Do you know how to start a clause with a present participle (e.g. seeing) or past participle (e.g. seen)?

Participle clauses

Participle clauses are a form of adverbial clause which enables us to say information in a more economical way. We can use participle clauses when the participle and the verb in the main clause have the same subject. For example:

Waiting for John, I made some tea.

Waiting for John, the kettle boiled. [This would suggest that the kettle was waiting for John!]


Forming participle clauses

Participle clauses can be formed with the present participle (-ing form of the verb) or past participle (third form of the verb). Participle clauses with past participles have a passive meaning:

Shouting loudly, Peter walked home. [Peter was shouting]

Shouted at loudly, Peter walked home. [Someone was shouting at Peter]

If we wish to emphasise that one action was before another then we can use a perfect participle (having + past participle):

Having won the match, Susan jumped for joy.

Having been told the bad news, Susan sat down and cried.



The meaning and use of participle clauses

Participle clauses give information about condition, result, reason or time. For example:


CONDITION (with a similar meaning to an if-condition):

Looked after carefully, this coat will keep you warm through many winters.

Compare: If you look after it carefully, this coat will keep you warm through many winters.


RESULT (with a similar meaning to so or therefore):

The bomb exploded, destroying the building.

Compare: The bomb exploded so the building was destroyed.


REASON (with a similar meaning to because or since):

I had no time to read my book, having spent so long doing my homework.

Compare: I had no time to read my book because I had spent so long doing my homework.


TIME (with a similar meaning to words like when, while or as soon as):

Sitting at the cafe with my friends, I suddenly realised that I had left the oven on at home.

Compare: While I was sitting at the cafe with my friends, I suddenly realised that I had left the oven on at home.

Language level

Upper intermediate: B2


A substantial number of students who took part in the canteen's survey said they would be more likely to do this if the canteen offered more healthy food.
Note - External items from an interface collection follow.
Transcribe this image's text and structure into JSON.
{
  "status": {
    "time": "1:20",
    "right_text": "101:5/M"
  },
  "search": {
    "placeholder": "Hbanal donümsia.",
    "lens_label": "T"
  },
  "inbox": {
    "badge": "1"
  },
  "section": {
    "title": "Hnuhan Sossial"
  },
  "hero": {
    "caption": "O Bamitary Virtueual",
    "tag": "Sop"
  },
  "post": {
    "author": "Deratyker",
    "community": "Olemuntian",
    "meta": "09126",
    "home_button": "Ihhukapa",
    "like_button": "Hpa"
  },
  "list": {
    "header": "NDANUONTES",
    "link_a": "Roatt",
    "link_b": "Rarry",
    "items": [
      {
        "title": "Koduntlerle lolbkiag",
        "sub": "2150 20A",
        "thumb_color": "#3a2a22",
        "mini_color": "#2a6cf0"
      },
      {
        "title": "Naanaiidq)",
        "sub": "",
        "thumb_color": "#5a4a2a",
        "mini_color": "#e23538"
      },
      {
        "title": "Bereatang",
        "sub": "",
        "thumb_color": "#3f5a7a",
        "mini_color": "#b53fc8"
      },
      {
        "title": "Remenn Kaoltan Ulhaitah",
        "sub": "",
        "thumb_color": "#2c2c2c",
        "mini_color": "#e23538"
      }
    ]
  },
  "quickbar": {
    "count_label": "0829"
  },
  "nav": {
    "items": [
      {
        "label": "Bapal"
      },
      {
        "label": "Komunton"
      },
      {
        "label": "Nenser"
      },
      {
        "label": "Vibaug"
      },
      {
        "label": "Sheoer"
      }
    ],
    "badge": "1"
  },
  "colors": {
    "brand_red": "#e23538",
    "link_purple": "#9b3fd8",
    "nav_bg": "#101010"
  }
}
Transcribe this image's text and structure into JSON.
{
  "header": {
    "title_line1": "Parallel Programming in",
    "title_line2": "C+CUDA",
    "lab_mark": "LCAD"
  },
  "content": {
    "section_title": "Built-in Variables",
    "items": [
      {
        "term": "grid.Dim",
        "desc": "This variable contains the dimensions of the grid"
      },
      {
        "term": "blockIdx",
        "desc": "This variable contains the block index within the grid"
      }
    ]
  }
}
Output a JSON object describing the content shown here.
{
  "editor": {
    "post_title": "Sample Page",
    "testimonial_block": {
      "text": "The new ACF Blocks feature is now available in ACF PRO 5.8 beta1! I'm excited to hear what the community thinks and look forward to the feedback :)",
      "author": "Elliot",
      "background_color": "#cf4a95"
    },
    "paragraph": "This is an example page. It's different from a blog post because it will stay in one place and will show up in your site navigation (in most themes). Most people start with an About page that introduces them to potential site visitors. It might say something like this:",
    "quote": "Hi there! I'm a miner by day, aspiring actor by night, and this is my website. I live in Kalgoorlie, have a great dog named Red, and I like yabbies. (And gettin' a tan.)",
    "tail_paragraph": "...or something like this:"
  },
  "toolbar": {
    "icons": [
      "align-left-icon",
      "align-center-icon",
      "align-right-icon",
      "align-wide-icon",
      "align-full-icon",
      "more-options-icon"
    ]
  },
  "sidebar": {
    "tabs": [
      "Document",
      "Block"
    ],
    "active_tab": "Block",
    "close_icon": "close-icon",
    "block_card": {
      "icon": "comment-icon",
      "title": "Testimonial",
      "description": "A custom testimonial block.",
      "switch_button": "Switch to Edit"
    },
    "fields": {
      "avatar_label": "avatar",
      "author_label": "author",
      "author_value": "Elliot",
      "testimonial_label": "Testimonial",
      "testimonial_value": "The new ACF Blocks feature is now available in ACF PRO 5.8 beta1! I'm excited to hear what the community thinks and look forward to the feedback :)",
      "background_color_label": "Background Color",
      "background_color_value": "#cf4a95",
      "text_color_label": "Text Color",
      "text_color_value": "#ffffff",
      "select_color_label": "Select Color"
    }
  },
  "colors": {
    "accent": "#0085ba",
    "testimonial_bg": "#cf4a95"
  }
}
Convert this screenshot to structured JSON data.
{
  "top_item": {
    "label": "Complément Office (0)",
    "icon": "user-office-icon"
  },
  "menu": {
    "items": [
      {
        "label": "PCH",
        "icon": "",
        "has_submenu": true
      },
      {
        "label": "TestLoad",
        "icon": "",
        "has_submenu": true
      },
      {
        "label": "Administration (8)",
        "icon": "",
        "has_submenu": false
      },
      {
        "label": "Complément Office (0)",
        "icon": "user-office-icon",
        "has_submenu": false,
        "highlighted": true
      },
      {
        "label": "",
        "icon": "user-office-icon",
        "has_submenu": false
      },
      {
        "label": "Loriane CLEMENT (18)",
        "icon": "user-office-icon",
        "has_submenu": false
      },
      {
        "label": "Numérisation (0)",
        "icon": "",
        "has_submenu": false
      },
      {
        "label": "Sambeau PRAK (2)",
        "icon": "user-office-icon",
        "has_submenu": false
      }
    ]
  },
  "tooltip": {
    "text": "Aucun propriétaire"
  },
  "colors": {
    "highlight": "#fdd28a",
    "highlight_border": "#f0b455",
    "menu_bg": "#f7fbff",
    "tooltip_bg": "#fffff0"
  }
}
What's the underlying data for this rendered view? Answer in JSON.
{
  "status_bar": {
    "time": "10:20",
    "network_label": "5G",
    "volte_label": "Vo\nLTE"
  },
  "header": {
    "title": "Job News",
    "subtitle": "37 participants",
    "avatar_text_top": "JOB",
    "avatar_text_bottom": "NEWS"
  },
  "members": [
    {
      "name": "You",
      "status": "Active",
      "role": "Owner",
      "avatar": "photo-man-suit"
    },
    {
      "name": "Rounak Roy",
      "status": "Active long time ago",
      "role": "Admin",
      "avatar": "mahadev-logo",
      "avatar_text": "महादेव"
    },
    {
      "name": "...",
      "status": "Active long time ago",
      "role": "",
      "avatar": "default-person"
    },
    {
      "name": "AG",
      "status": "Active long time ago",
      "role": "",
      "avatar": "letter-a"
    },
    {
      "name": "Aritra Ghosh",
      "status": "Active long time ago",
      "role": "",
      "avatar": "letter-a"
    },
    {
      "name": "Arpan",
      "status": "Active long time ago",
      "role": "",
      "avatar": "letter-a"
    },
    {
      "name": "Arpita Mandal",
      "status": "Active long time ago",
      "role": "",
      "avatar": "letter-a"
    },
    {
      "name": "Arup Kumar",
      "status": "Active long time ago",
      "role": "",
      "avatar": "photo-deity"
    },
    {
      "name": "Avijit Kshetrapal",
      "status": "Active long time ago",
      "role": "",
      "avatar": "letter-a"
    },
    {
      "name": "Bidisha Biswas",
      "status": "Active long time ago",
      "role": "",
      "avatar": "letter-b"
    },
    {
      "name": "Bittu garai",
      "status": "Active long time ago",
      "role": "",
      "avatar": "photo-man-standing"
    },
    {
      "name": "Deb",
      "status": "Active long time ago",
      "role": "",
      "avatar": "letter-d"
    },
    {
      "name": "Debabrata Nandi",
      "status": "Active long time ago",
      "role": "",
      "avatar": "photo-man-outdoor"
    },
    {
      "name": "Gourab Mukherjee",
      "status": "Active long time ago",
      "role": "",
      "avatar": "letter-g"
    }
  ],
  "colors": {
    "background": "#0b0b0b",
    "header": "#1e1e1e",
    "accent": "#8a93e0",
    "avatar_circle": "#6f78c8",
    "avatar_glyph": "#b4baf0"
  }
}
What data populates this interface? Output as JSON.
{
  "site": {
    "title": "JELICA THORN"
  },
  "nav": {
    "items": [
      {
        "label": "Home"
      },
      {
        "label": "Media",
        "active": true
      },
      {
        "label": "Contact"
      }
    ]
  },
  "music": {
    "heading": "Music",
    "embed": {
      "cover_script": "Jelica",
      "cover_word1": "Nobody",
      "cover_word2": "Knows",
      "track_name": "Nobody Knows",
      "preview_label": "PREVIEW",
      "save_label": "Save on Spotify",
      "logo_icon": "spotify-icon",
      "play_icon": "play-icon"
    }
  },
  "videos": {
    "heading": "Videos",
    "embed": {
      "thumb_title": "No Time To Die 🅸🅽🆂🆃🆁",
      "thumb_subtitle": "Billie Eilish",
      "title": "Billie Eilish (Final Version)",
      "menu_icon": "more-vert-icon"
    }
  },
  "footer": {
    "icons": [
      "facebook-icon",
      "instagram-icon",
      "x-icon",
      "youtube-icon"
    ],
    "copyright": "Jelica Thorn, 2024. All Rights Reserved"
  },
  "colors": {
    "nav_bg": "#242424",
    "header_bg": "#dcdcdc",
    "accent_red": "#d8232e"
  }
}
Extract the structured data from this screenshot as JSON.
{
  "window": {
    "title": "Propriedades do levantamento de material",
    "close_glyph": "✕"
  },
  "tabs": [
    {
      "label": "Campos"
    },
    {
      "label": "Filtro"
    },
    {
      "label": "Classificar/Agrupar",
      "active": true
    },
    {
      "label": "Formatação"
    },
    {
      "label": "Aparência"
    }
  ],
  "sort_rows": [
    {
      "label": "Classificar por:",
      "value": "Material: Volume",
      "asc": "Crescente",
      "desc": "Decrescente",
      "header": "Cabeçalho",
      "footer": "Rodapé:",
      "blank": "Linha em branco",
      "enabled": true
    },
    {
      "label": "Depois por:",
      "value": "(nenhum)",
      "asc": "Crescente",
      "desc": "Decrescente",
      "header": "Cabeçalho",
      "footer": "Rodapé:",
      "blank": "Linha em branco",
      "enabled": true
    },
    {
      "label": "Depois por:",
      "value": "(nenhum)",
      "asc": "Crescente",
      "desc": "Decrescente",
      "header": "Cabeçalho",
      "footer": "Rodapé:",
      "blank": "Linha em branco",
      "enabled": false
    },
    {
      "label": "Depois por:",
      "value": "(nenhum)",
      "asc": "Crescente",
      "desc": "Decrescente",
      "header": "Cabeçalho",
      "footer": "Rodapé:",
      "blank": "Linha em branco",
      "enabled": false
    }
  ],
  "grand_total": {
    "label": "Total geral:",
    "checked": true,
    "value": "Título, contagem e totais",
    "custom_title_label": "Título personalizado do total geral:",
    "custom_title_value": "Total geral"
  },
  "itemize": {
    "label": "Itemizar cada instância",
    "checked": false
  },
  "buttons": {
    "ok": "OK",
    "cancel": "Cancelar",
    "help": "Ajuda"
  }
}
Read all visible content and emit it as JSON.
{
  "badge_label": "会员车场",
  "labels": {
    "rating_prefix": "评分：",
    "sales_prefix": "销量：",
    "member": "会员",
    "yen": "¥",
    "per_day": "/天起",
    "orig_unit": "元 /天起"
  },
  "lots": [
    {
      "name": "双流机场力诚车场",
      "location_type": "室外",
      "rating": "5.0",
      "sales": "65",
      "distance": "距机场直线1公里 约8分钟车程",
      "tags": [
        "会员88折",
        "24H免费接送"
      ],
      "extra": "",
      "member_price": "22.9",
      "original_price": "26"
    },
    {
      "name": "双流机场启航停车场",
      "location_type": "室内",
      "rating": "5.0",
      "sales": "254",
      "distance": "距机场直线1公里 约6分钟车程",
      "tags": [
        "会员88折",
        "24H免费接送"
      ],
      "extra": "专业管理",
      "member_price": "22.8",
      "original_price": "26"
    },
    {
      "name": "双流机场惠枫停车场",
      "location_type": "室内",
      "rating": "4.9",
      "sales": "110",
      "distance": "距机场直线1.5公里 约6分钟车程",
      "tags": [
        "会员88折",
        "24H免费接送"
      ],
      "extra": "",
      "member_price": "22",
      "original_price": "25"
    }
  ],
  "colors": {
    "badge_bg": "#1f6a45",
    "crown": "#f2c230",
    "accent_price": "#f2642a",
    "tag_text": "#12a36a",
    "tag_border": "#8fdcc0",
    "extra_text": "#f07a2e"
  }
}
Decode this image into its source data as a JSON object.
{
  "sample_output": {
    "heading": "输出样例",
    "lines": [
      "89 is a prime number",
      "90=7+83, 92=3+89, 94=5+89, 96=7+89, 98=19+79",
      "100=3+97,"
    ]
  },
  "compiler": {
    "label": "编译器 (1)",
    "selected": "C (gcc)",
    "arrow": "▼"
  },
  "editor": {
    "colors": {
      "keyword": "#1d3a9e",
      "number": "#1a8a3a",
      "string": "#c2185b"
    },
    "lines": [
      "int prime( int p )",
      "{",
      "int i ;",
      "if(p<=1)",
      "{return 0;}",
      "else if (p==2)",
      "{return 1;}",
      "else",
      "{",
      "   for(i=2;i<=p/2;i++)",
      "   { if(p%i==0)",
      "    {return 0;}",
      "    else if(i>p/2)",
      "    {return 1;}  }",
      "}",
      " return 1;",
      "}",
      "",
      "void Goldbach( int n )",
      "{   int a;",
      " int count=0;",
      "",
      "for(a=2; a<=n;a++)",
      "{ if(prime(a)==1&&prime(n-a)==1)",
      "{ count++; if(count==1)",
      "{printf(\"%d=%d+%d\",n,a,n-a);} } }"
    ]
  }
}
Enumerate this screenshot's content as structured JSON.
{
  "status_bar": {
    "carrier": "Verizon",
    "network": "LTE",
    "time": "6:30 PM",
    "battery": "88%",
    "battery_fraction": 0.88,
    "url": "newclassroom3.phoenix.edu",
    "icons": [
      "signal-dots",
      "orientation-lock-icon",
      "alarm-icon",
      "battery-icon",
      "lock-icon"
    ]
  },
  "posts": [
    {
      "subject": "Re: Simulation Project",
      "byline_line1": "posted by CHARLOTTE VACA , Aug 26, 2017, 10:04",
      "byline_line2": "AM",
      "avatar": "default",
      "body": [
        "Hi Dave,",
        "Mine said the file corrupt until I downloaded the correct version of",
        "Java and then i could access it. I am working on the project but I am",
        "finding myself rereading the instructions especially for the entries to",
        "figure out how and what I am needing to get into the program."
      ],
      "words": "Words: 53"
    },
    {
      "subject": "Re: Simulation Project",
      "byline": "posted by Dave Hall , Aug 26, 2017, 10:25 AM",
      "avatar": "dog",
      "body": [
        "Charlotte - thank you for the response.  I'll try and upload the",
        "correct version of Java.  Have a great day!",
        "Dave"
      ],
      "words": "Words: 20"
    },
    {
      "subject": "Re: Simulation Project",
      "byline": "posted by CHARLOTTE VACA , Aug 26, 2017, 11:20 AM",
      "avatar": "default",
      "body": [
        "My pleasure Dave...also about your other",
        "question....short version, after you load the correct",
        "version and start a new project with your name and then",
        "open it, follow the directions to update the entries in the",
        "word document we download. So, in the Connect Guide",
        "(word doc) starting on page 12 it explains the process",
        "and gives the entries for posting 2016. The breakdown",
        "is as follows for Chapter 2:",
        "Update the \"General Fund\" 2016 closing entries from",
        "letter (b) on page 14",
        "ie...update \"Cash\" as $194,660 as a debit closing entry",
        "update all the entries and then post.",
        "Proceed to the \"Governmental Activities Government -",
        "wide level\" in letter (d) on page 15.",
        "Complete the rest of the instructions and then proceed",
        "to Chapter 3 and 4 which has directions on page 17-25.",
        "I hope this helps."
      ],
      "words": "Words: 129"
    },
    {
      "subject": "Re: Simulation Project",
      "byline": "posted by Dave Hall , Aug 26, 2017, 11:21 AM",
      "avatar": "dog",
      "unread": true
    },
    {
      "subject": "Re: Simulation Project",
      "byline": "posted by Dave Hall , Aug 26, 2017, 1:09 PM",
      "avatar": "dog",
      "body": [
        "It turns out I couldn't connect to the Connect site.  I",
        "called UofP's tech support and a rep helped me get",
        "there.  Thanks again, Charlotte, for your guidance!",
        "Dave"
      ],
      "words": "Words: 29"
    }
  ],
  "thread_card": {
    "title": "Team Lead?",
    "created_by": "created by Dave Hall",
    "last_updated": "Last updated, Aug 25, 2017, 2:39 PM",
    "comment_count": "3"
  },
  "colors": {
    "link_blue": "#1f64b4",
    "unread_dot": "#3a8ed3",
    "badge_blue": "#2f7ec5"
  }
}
In this sentence, the writer used ‘ who’ after students.

Maybe , the writer could write like this: ‘students taking part’ . How about this?

Another sentence:

A survey conducted recently by students suggested that many are happy with the food on offer but the canteen staff say that the profit from these would make it possible to offer a more varied and thus healthier selection or at least to provide some kind of 'traffic light' system to guide students towards a healthier balance of foods.

It is about past participle guess.

The writer wrote: The survey conducted...
This one I guess: the survey which has been conducted recently.

Please reply.

Hello Rox4090,

In answer to your first question, yes, that would be fine. Your rewording of the second sentence is also possible and is correct as well.

All the best,
The LearnEnglish Team


She faced every problem arised or
arising in her life.
She faced every problem come or
coming in her life.

and what if I wrote these sentences in present tense or future tense, would there be a present participle (coming or arising) or a past participle (come or arised) in these sentences ?

Hi SonuKumar,

The past participle doesn't work here -- only the present participle is possible (e.g. 'She faced every problem arising in her life'). That said, it would be much more natural to say 'She faced every problem that arose in her life' -- participle clauses are relatively rare in most writing and speaking.

I'd also recommend a relative clause to speak about the present or future.

All the best,
The LearnEnglish Team

Does the following sentence categorize by present particple ?
Going home last night, I saw a bus knocked the man down
( I saw a bus knocked the man down, when I was going home last night. )


Hello Windy,

Yes, that sentence has a present participle (going). Well done!



The LearnEnglish Team

Can we use participle with future tense? For example, plying football for several hours, I will be tired. Is this sentence make sense?

Hello Mdanesh,

Yes, that sentence is fine. Participles are non-finite verb forms so they have no inherent time reference. They take their time reference from the other verbs around them, or from the context.



The LearnEnglish Team

Hello both Mr.Kirk and Peter M,
Based on your policy, you are not commenting on any tex if they both constructed or punctuated well, but please look at my email whether it is understandable or not.

"Dear Sir,
I hope you are doing well.
Unusually, since we have been encountered some financial crisis, we are not able to reimburse our cement's, gravel's, and fuel's supplier on their due dates; consequently, there will l be a likely shortage in supplying raw material(cement, gravel, and fuel.) In order not to face any failures in providing concrete, you are softly requested to pay off your due accounts as soon as it is possible.
I hope again not to be indignant by this email."
Best regards,
Account Officer,
Qayum Shah

Hi Qayum,

Yes, I had no trouble understanding this message. Well done!

All the best,
The LearnEnglish Team